A county man is hoping to turn his passion for whisky into a living by launching his first retail venture and opening a shop in Shrewsbury.
It is a complete departure from anything Mike Hale, 49, has done before and while he admits to it being a daunting task, he says he is loving the prospect of the challenge ahead.
Mr Hale, from Admaston, near Telford, has taken the plunge after serving 15 years in the RAF, his last posting was RAF Cosford, and then 16 years as a programmes and project manager.
He has now opened Wrekin Whiskies on Wyle Cop, Shrewsbury, after moving into the listed building, formerly the Truly Scrumptious cafe. Mr Hale also intends to offer whisky-tasting sessions in-shop and will also take his expertise on the road if requested.
“I like to look at this as phase three of my working life. I was becoming bored with what I was doing, didn’t feel fulfilled anymore and had been into whisky for a long time, so thought wouldn’t it be cool to run a whisky shop and take my passion to other people,” he said.
“The company I worked for had a voluntary redundancy scheme and I thought if I don’t try now while I have the chance, I may look back in the future and say I wish I had given it a go.
“I am taking something I love and trying to make a living out of it. Not just selling at the shop but by taking it out to tasting events. The plan is to put on one tasting session a month in the shop to start with and if, say for example, the sergeant’s mess at RAF Cosford or other organisations and hotels were interested, then I would happily take the show on the road.”
Rebecca Welch, commercial surveyor at Halls which found the property for Mr Hale, said: “We welcome another trader to Shrewsbury and wish Mr Hale all the very best in his new venture.
“This shows people are confident in what Shropshire has to offer regarding business opportunities. The small independent retail market in Shrewsbury is continuing to thrive and we love being a part of that process.
“We are being contacted on a daily basis by people looking to set up new businesses or wanting to expand which is great news for the high streets of Shropshire.”
Mr Hale was born in Plymouth and grew up in Inverness and although his and his wife’s initial dream was to open a shop in the South West, they finally decided Shropshire and, in particular, Shrewsbury was the best fit for their plans.
“The South West was first choice but when we sat down and looked at it, from a business perspective it was vital to minimise the exposure to risk, so we opted to stay in Shropshire,” he added.
“Shrewsbury has a massive retail catchment area, it is a great tourist attraction, many people take their holidays in and around Shrewsbury and so that galvanised us into realising that this was the place to be.

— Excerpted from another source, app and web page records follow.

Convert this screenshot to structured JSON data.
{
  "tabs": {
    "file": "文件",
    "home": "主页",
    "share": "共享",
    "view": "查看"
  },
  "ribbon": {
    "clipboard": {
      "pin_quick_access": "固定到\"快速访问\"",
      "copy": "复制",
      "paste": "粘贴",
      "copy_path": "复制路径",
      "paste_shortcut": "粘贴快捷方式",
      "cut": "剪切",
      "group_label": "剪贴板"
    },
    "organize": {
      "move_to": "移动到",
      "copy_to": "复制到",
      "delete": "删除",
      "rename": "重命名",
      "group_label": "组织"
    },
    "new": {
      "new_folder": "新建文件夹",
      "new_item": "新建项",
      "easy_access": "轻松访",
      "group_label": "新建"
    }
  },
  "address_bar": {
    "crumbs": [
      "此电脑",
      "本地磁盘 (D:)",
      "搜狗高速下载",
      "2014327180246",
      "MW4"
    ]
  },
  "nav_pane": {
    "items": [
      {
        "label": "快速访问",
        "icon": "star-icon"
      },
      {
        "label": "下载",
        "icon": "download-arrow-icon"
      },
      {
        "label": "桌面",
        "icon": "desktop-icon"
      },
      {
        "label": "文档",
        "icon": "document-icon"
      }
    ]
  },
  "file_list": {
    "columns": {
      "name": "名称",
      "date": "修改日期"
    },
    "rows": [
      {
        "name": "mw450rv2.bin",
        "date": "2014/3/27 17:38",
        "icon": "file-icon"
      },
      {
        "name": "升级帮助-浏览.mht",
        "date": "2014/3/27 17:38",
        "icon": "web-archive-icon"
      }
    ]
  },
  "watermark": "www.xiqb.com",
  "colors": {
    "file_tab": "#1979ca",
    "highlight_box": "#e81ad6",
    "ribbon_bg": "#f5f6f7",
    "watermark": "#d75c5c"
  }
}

“We contacted Halls and they instantly knew this would be the right property for my venture. I dismissed it first of all but after some thought saw the full potential of it and decided this was the property we wanted to go after. Halls were excellent throughout the process.
“The shop was a daunting prospect but during my professional career I have managed many projects and believe I have the skills to transport across to this venture to make it work. To look at something I have to do and work out how to deal with it.
“As far as offering jobs goes, I have already had people knocking on the door and asking, but at the moment it’s just me. There is a bottom line to be met over the first year and if that is met then I would like to take on staff.
“I am conscious there is a difference between working in your business and working on your business. I am starting off spending six days a week behind the counter but know I will also need to get out there and develop it.
“The whisky business is on the up right now. There was, maybe, a very slight waning a couple of years ago but the whisky industry is now talking of perceived shortages and there is more consumption than there was 10 years ago.
“Whisky takes between 10 and 18 years to mature so it’s quite a long process to reverse if there is this perceived shortage. One answer might be to introduce a younger whisky, something that can mature in six to eight years. These can be exceptional whiskies.
“Demographics are changing. Younger people are drinking whisky now, along with 27 per cent of women.
“I am looking at stocking about 200 whiskies, predominantly whiskies not generally found in this area, though there will be some that are well known. I will be selling some Japanese whisky, not a lot but some; Indian and French. France is the second largest consumption nation.
“However, 85 per cent will be good Scottish whiskies. I am interested in anything that is a little bit different – anything you can get hold of which has a story behind it, what’s special about it or what’s unusual.
“I’m not putting all my eggs in one basket and will also be selling some ales and 40 to 50 good artisan gins.”